I was wandering what is the practical purpose of using the NOLOGGING clause on tables and indexes.
For what I know from the Oracle documentation, we can prevent the database from generating redo logs only when INSERTING in direct-path mode.
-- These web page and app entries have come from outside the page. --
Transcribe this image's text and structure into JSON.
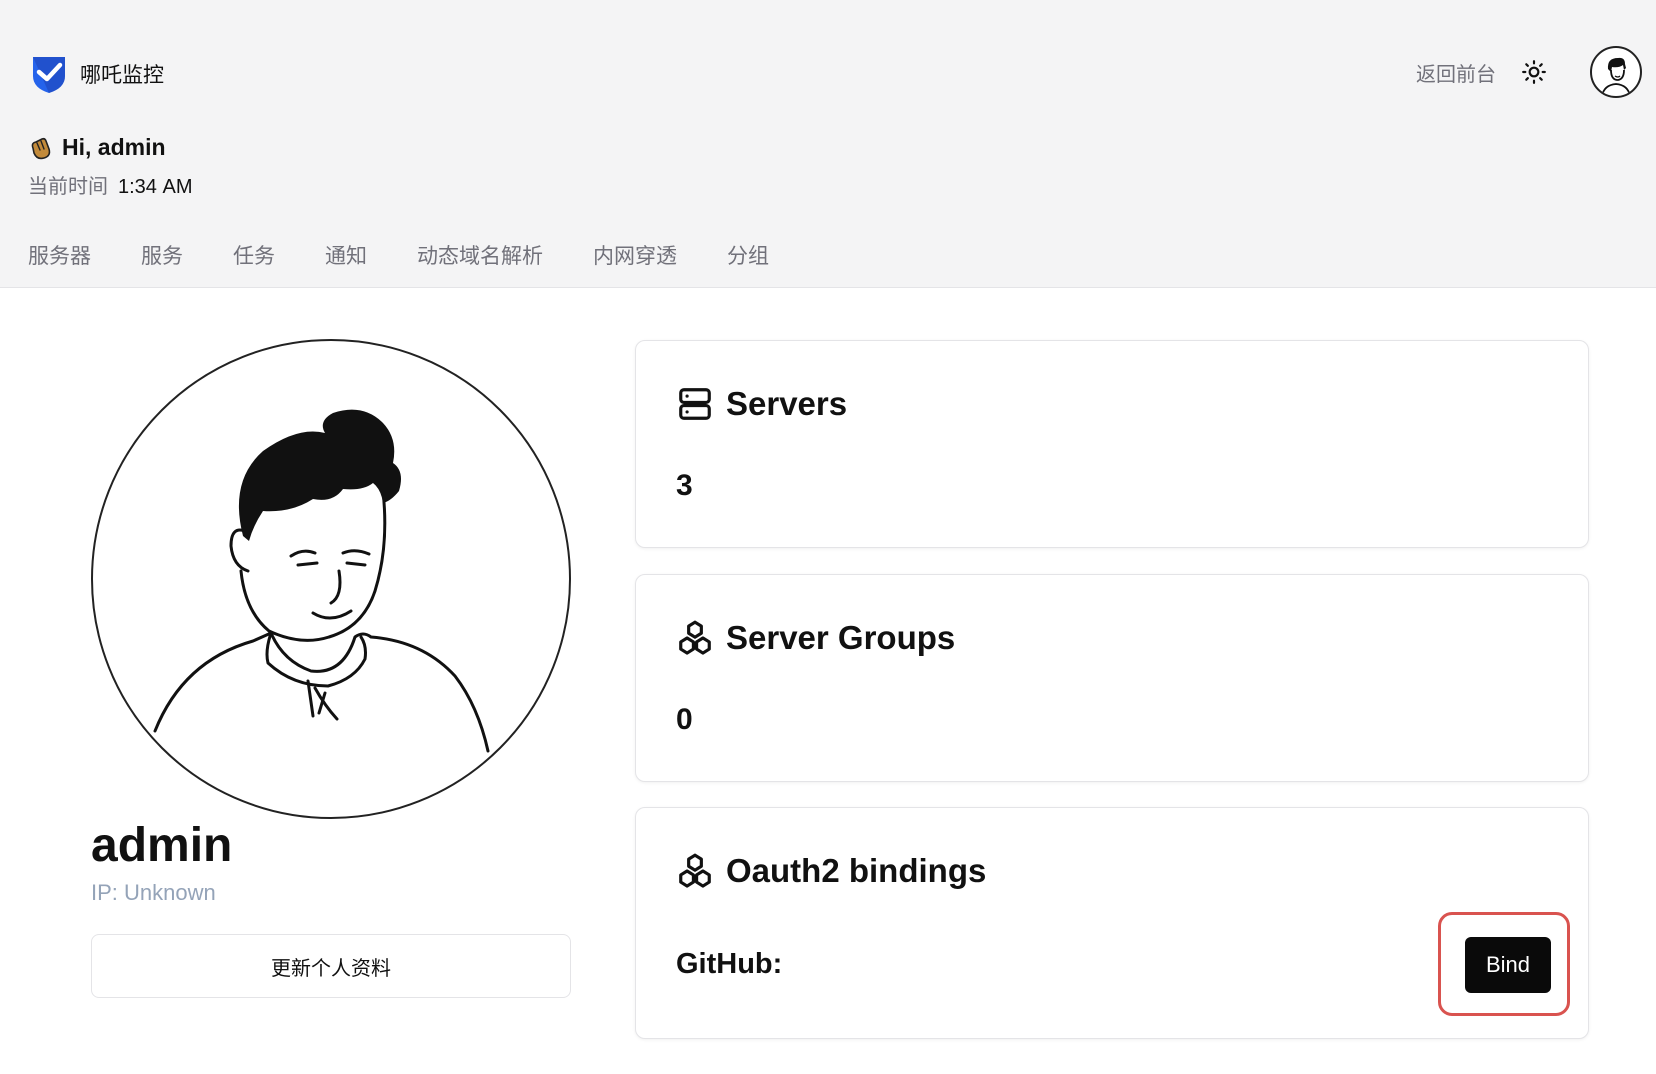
{
  "header": {
    "brand": "哪吒监控",
    "back_link": "返回前台",
    "greeting": "Hi, admin",
    "time_label": "当前时间",
    "time_value": "1:34 AM"
  },
  "nav": {
    "items": [
      "服务器",
      "服务",
      "任务",
      "通知",
      "动态域名解析",
      "内网穿透",
      "分组"
    ]
  },
  "profile": {
    "name": "admin",
    "ip": "IP: Unknown",
    "update_button": "更新个人资料"
  },
  "cards": {
    "servers": {
      "title": "Servers",
      "value": "3"
    },
    "server_groups": {
      "title": "Server Groups",
      "value": "0"
    },
    "oauth": {
      "title": "Oauth2 bindings",
      "provider": "GitHub:",
      "bind_button": "Bind"
    }
  },
  "colors": {
    "header_bg": "#f4f4f5",
    "brand_blue": "#2563eb",
    "muted_text": "#71717a",
    "ip_text": "#94a3b8",
    "bind_bg": "#0a0a0a",
    "highlight": "#d9534f"
  },
  "icons": {
    "brand": "shield-check-icon",
    "theme": "sun-icon",
    "greeting": "waving-hand-icon",
    "servers": "server-icon",
    "groups": "boxes-icon",
    "oauth": "boxes-icon"
  }
}
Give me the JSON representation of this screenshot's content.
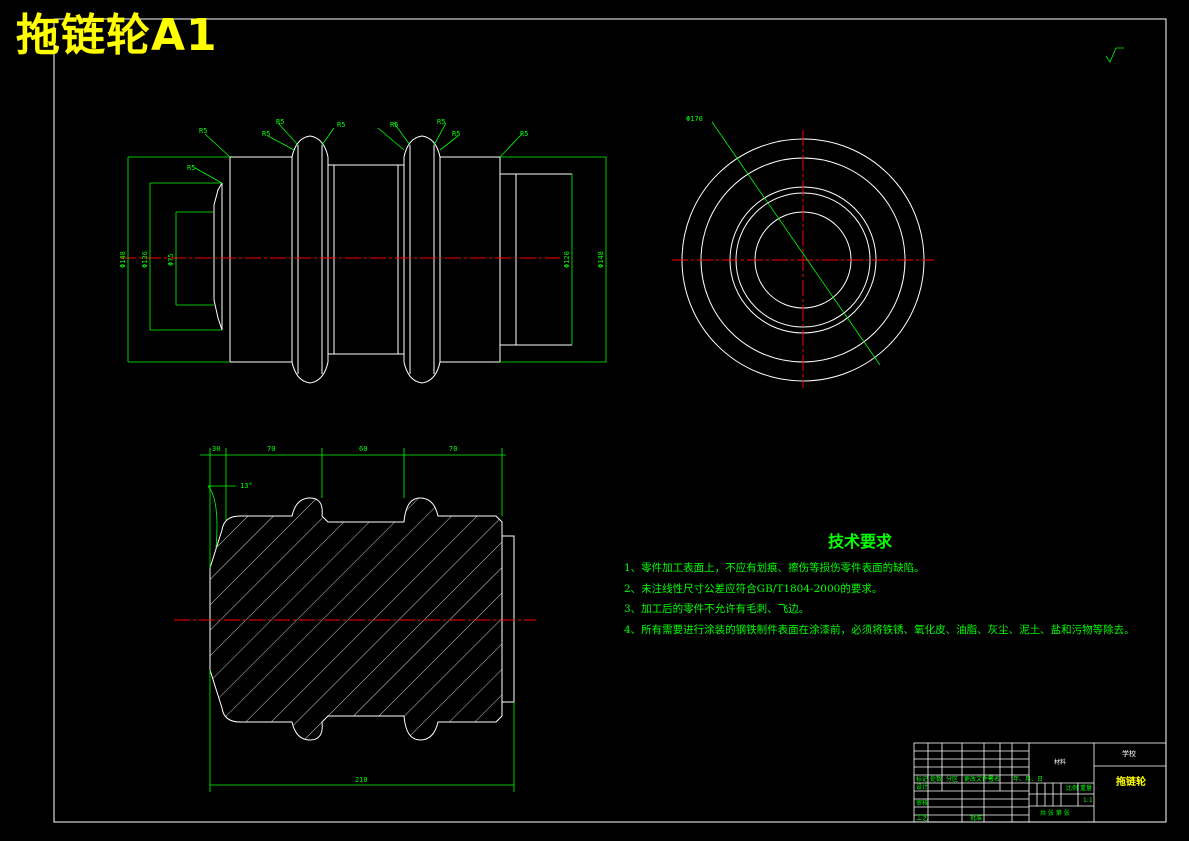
{
  "drawing_title": "拖链轮A1",
  "technical_requirements": {
    "heading": "技术要求",
    "items": [
      "1、零件加工表面上，不应有划痕、擦伤等损伤零件表面的缺陷。",
      "2、未注线性尺寸公差应符合GB/T1804-2000的要求。",
      "3、加工后的零件不允许有毛刺、飞边。",
      "4、所有需要进行涂装的钢铁制件表面在涂漆前，必须将铁锈、氧化皮、油脂、灰尘、泥土、盐和污物等除去。"
    ]
  },
  "dimensions": {
    "top_view": [
      "R5",
      "R5",
      "R5",
      "R5",
      "R5",
      "R5",
      "R5",
      "R5",
      "R5",
      "Φ148",
      "Φ136",
      "Φ75",
      "Φ120",
      "Φ148"
    ],
    "section_view": [
      "30",
      "70",
      "60",
      "70",
      "210",
      "13°"
    ],
    "side_view": [
      "Φ170"
    ]
  },
  "title_block": {
    "part_name": "拖链轮",
    "school": "学校",
    "material": "材料",
    "scale": "1:1",
    "scale_label": "比例",
    "weight_label": "重量",
    "sheet_label": "共 张 第 张",
    "row_labels": [
      "标记",
      "处数",
      "分区",
      "更改文件号",
      "签名",
      "年、月、日"
    ],
    "role_labels": [
      "设计",
      "审核",
      "工艺",
      "批准"
    ]
  },
  "colors": {
    "background": "#000000",
    "outline": "#ffffff",
    "dimension": "#00ff00",
    "centerline": "#ff0000",
    "title": "#ffff00"
  }
}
There is no possibility to avoid redo log generation when UPDATING or DELETING.
So, we usually write
INSERT /*+ APPEND NOLOGGING */ INTO TABLE ... ; commit;
in order to prevent redo log generation.
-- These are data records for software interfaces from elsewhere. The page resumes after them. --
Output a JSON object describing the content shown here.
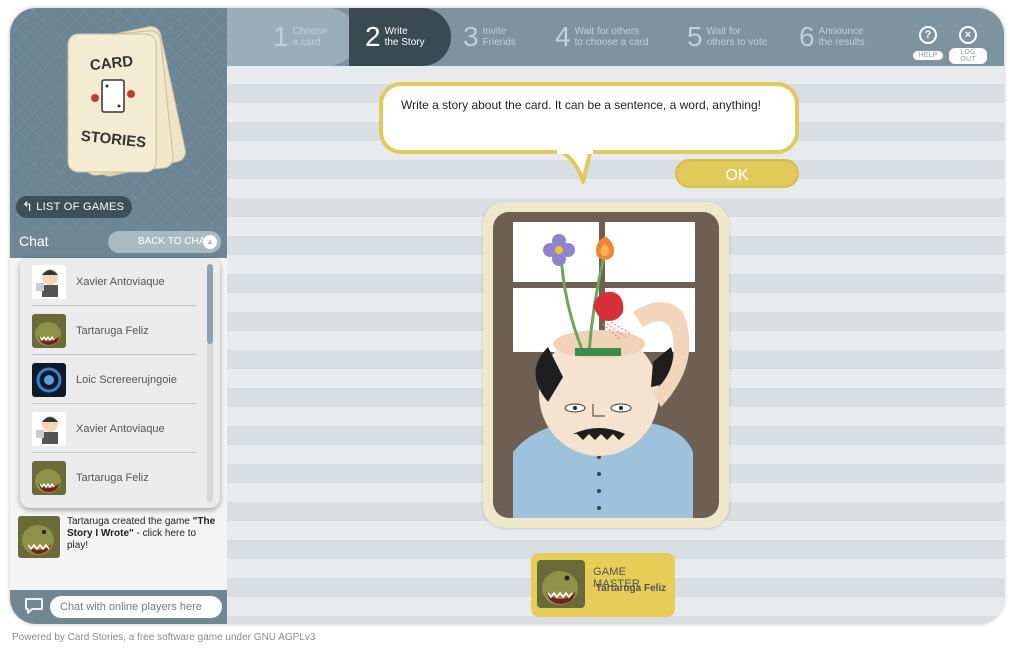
{
  "sidebar": {
    "logo_text": "CARD STORIES",
    "list_games_label": "LIST OF GAMES",
    "chat": {
      "title": "Chat",
      "back_to_chat_label": "BACK TO CHAT",
      "players": [
        {
          "name": "Xavier Antoviaque",
          "avatar": "xavier-avatar"
        },
        {
          "name": "Tartaruga Feliz",
          "avatar": "monster-avatar"
        },
        {
          "name": "Loic Screreerujngoie",
          "avatar": "space-avatar"
        },
        {
          "name": "Xavier Antoviaque",
          "avatar": "xavier-avatar"
        },
        {
          "name": "Tartaruga Feliz",
          "avatar": "monster-avatar"
        }
      ],
      "message": {
        "prefix": "Tartaruga created the game",
        "game_name": "\"The Story I Wrote\"",
        "suffix": "- click here to play!"
      },
      "input_placeholder": "Chat with online players here"
    }
  },
  "steps": [
    {
      "num": "1",
      "line1": "Choose",
      "line2": "a card",
      "state": "done"
    },
    {
      "num": "2",
      "line1": "Write",
      "line2": "the Story",
      "state": "active"
    },
    {
      "num": "3",
      "line1": "Invite",
      "line2": "Friends",
      "state": "pending"
    },
    {
      "num": "4",
      "line1": "Wait for others",
      "line2": "to choose a card",
      "state": "pending"
    },
    {
      "num": "5",
      "line1": "Wait for",
      "line2": "others to vote",
      "state": "pending"
    },
    {
      "num": "6",
      "line1": "Announce",
      "line2": "the results",
      "state": "pending"
    }
  ],
  "top_buttons": {
    "help_label": "HELP",
    "logout_label": "LOG OUT"
  },
  "story": {
    "text": "Write a story about the card. It can be a sentence, a word, anything!",
    "ok_label": "OK"
  },
  "game_master": {
    "label": "GAME MASTER",
    "name": "Tartaruga Feliz"
  },
  "footer": "Powered by Card Stories, a free software game under GNU AGPLv3",
  "colors": {
    "accent_yellow": "#e2c95c",
    "step_active": "#3a4a53",
    "sidebar_blue": "#6f8794"
  }
}
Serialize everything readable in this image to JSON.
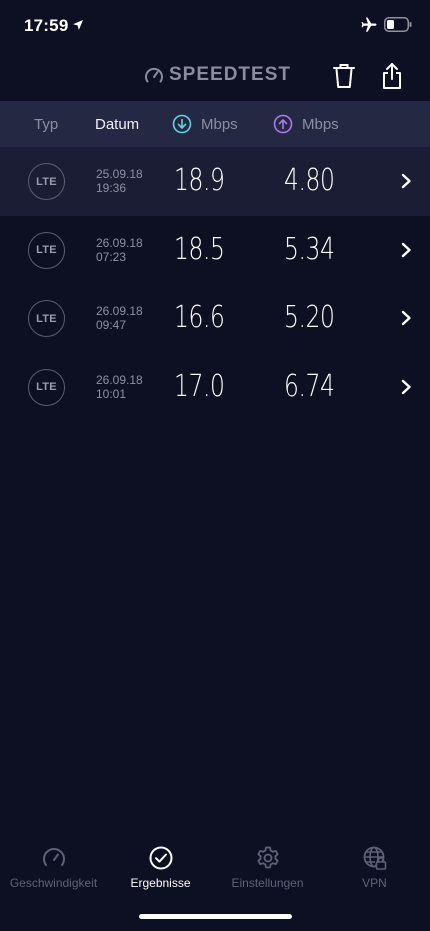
{
  "status_bar": {
    "time": "17:59"
  },
  "header": {
    "logo_text": "SPEEDTEST"
  },
  "columns": {
    "type": "Typ",
    "date": "Datum",
    "download_unit": "Mbps",
    "upload_unit": "Mbps"
  },
  "results": [
    {
      "type": "LTE",
      "date": "25.09.18",
      "time": "19:36",
      "download": "18.9",
      "upload": "4.80",
      "selected": true
    },
    {
      "type": "LTE",
      "date": "26.09.18",
      "time": "07:23",
      "download": "18.5",
      "upload": "5.34",
      "selected": false
    },
    {
      "type": "LTE",
      "date": "26.09.18",
      "time": "09:47",
      "download": "16.6",
      "upload": "5.20",
      "selected": false
    },
    {
      "type": "LTE",
      "date": "26.09.18",
      "time": "10:01",
      "download": "17.0",
      "upload": "6.74",
      "selected": false
    }
  ],
  "tabs": [
    {
      "label": "Geschwindigkeit",
      "icon": "gauge-icon",
      "active": false
    },
    {
      "label": "Ergebnisse",
      "icon": "check-circle-icon",
      "active": true
    },
    {
      "label": "Einstellungen",
      "icon": "gear-icon",
      "active": false
    },
    {
      "label": "VPN",
      "icon": "globe-lock-icon",
      "active": false
    }
  ],
  "colors": {
    "background": "#0d0f22",
    "header_band": "#252842",
    "selected_row": "#1b1d35",
    "download_accent": "#5fd3e0",
    "upload_accent": "#a77bea"
  }
}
I totally don't get what is the practical advantage of using the NOLOGGING clause on TABLE or INDEX creation neither to use the NOLOGGING clause on TABLESPACES creation in order to set the default on the objects that will be created on that tablespace.
Can anyone describe a practical scenario where setting this clause on database objects may give advantages?